North Korea: Missile update. The latest story leaked to Inside The Ring is that the two Musudan intermediate range ballistic missiles have returned to storage after all. Some analysts attribute this action to Chinese pressure on North Korea.
Comment: North Korean apparently stood down the missiles and returned them to storage when it stood down the entire armed forces from high combat readiness on 30 April.
China-North Korea: Update. China’s Foreign Ministry declined Wednesday, 8 May, to confirm the Bank of China’s closure of the account of the North Korean Foreign Trade Bank. In response to a question at Wednesday’s news conference, Ministry spokeswoman Hua Chunying said, “For specifics, please refer it to competent Chinese authorities.”
Sources of the Daily NK reported that since 7 May, “other Chinese state banking entities including China Construction Bank have apparently ceased business dealings with North Korean financial entities as well. The banks did so in accordance with guidance handed down by the China Banking Regulatory Commission, and as such is actually a policy of the Chinese government.”
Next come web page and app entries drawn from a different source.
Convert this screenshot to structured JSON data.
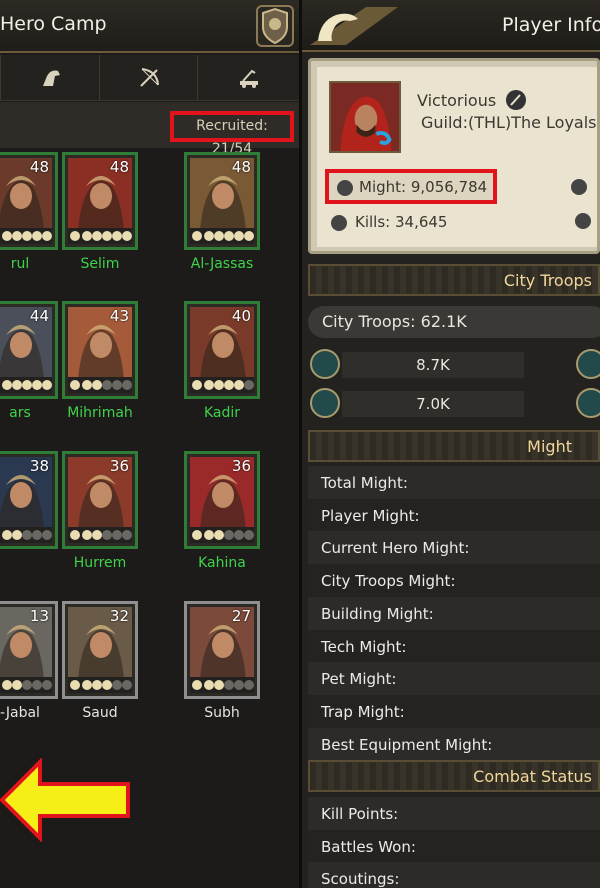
{
  "left": {
    "title": "Hero Camp",
    "recruited": "Recruited: 21/54",
    "heroes": [
      {
        "name": "rul",
        "level": "48",
        "stars": 4
      },
      {
        "name": "Selim",
        "level": "48",
        "stars": 4
      },
      {
        "name": "Al-Jassas",
        "level": "48",
        "stars": 4
      },
      {
        "name": "ars",
        "level": "44",
        "stars": 4
      },
      {
        "name": "Mihrimah",
        "level": "43",
        "stars": 1
      },
      {
        "name": "Kadir",
        "level": "40",
        "stars": 3
      },
      {
        "name": "",
        "level": "38",
        "stars": 1
      },
      {
        "name": "Hurrem",
        "level": "36",
        "stars": 1
      },
      {
        "name": "Kahina",
        "level": "36",
        "stars": 1
      },
      {
        "name": "-Jabal",
        "level": "13",
        "stars": 1
      },
      {
        "name": "Saud",
        "level": "32",
        "stars": 2
      },
      {
        "name": "Subh",
        "level": "27",
        "stars": 1
      }
    ]
  },
  "right": {
    "title": "Player Info",
    "player_name": "Victorious",
    "guild": "Guild:(THL)The Loyals",
    "might": "Might: 9,056,784",
    "kills": "Kills: 34,645",
    "section_city_troops": "City Troops",
    "city_troops_total": "City Troops: 62.1K",
    "troop_rows": [
      "8.7K",
      "7.0K"
    ],
    "section_might": "Might",
    "might_rows": [
      "Total Might:",
      "Player Might:",
      "Current Hero Might:",
      "City Troops Might:",
      "Building Might:",
      "Tech Might:",
      "Pet Might:",
      "Trap Might:",
      "Best Equipment Might:"
    ],
    "section_combat": "Combat Status",
    "combat_rows": [
      "Kill Points:",
      "Battles Won:",
      "Scoutings:"
    ]
  },
  "colors": {
    "highlight": "#e1131b",
    "arrow_fill": "#f6ee17",
    "green_name": "#3ed34a"
  }
}
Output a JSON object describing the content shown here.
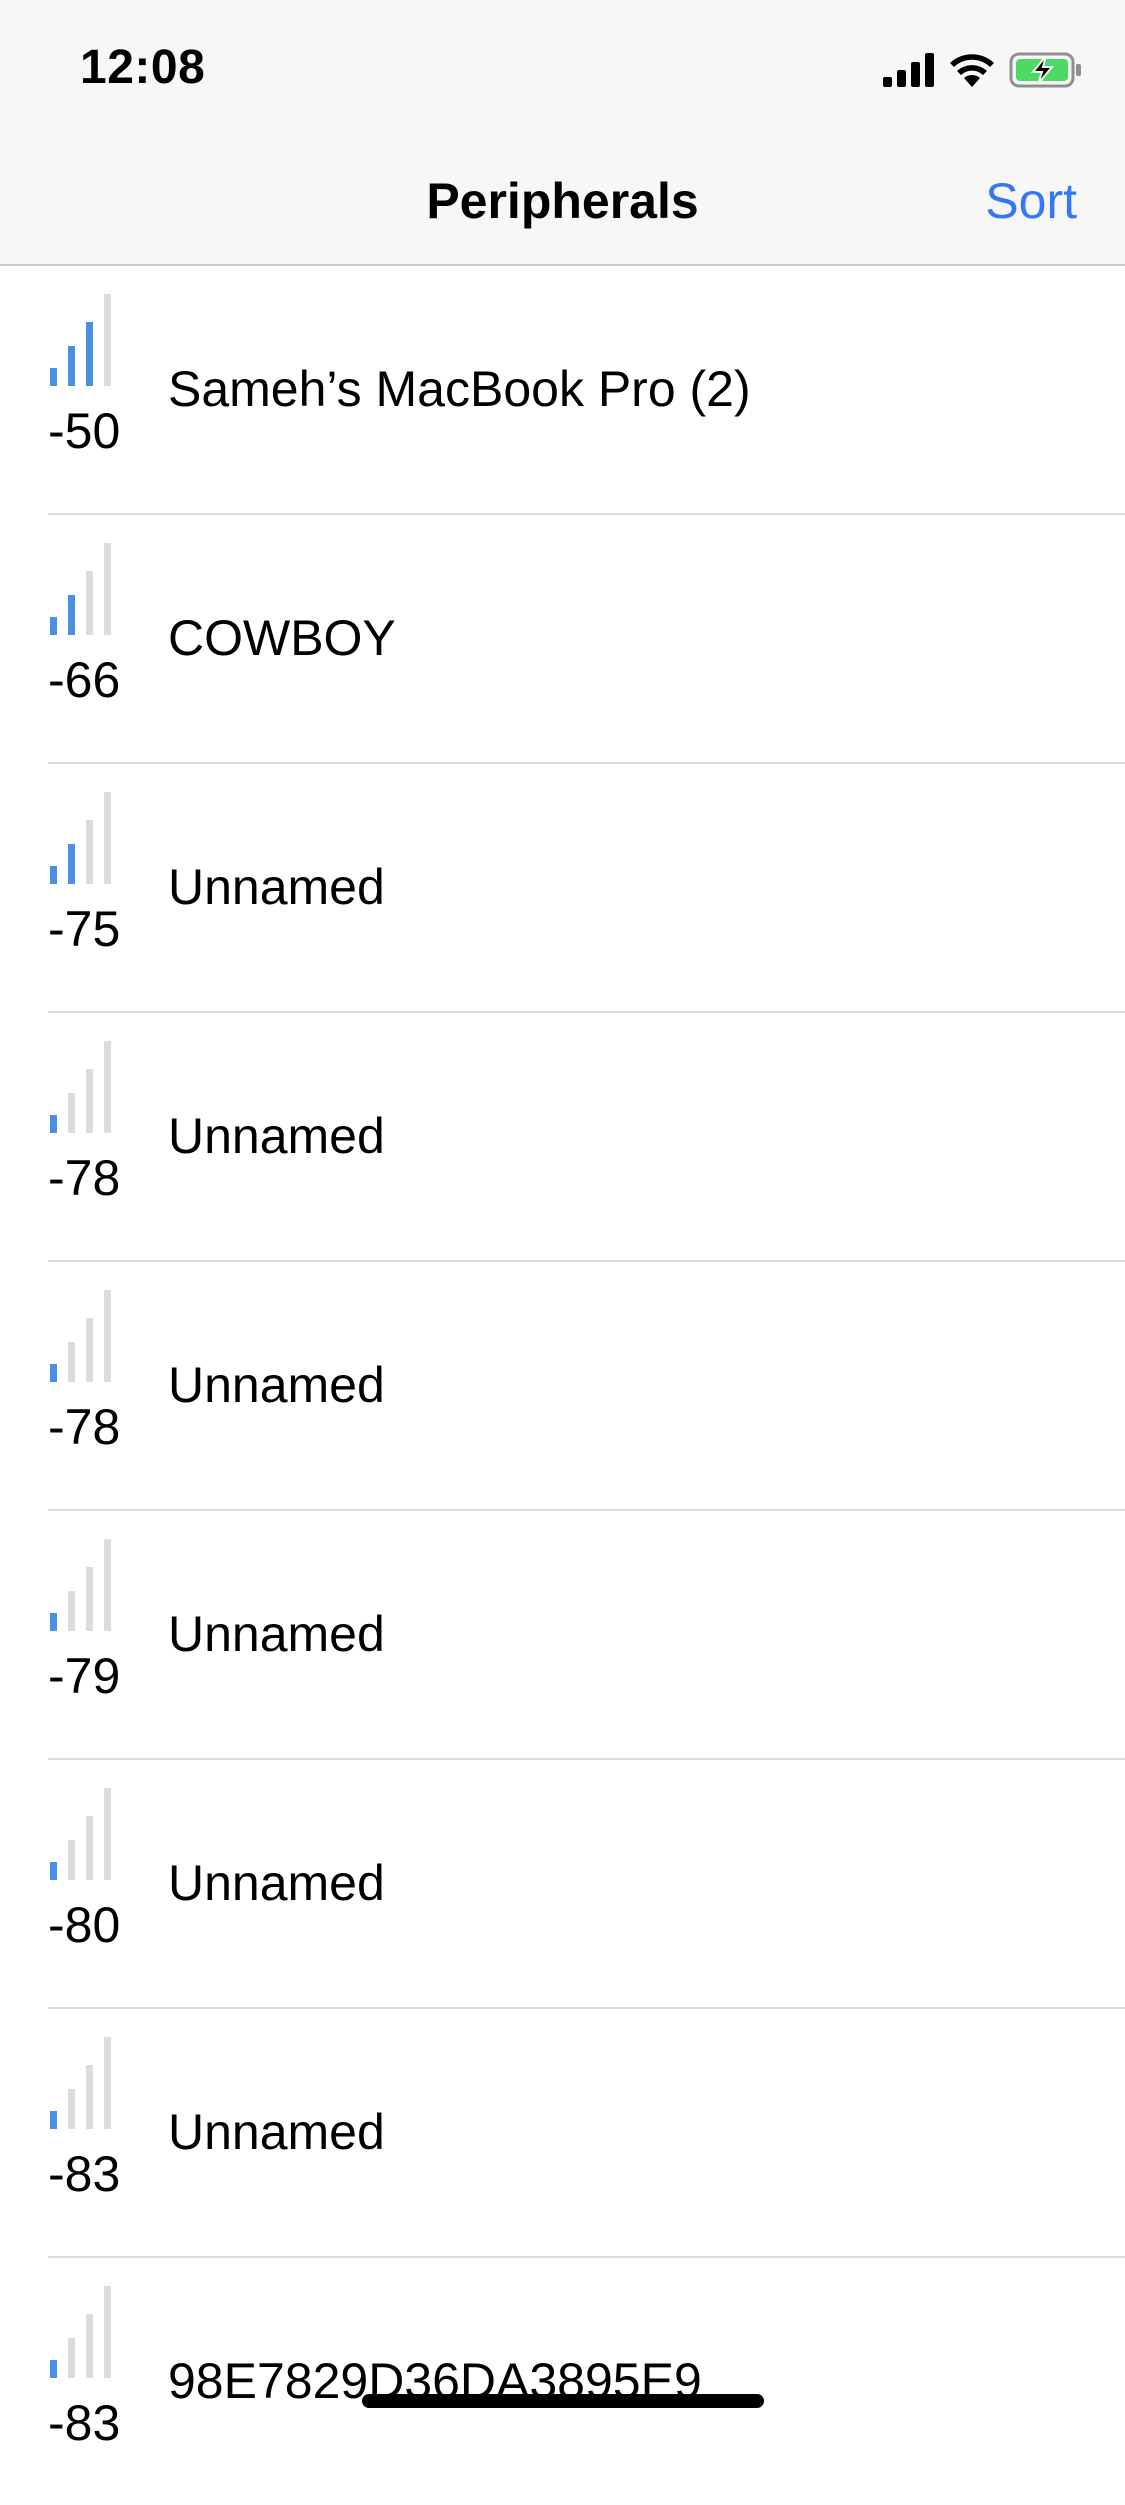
{
  "status_bar": {
    "time": "12:08",
    "icons": [
      "cellular-signal-icon",
      "wifi-icon",
      "battery-charging-icon"
    ],
    "battery_color": "#4cd964"
  },
  "nav": {
    "title": "Peripherals",
    "sort_label": "Sort"
  },
  "colors": {
    "accent": "#3478f6",
    "signal_active": "#4a90e2",
    "signal_inactive": "#dcdcdc"
  },
  "peripherals": [
    {
      "rssi": "-50",
      "name": "Sameh’s MacBook Pro (2)",
      "signal_bars": 3
    },
    {
      "rssi": "-66",
      "name": "COWBOY",
      "signal_bars": 2
    },
    {
      "rssi": "-75",
      "name": "Unnamed",
      "signal_bars": 2
    },
    {
      "rssi": "-78",
      "name": "Unnamed",
      "signal_bars": 1
    },
    {
      "rssi": "-78",
      "name": "Unnamed",
      "signal_bars": 1
    },
    {
      "rssi": "-79",
      "name": "Unnamed",
      "signal_bars": 1
    },
    {
      "rssi": "-80",
      "name": "Unnamed",
      "signal_bars": 1
    },
    {
      "rssi": "-83",
      "name": "Unnamed",
      "signal_bars": 1
    },
    {
      "rssi": "-83",
      "name": "98E7829D36DA3895E9",
      "signal_bars": 1
    }
  ]
}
Comment: If the Chinese are exerting economic pressure against North Korea as punishment for refusing to listen to guidance, some reaction by North Korea should become evident soon. Such action would represent a strategic change in China’s relationship with North Korea. More on this later.
China-Japan: The official newspaper, the People’s Daily, on Wednesday published an article advocating a review of Japanese sovereignty over the Ryuku Islands which include Okinawa.
The authors of the article, two scholars at the Chinese Academy of Social Sciences, said the Ryukyus were a tributary state of China before Japan annexed the islands in the 1879.
“Unresolved problems relating to the Ryukyu Islands have reached the time for reconsideration,” wrote Zhang Haipeng and Li Guoqiang, citing post-World War II declarations that required Japan to return Chinese territory. The article also repeated Chinese government arguments for China’s historical claims to the Diaoyu/Senkakus.
The Chinese foreign ministry spokeswoman Hua Chunying repeatedly refused to give a direct answer when asked whether Beijing considers the Ryukyu chain a part of Japan at a regular press briefing on Wednesday.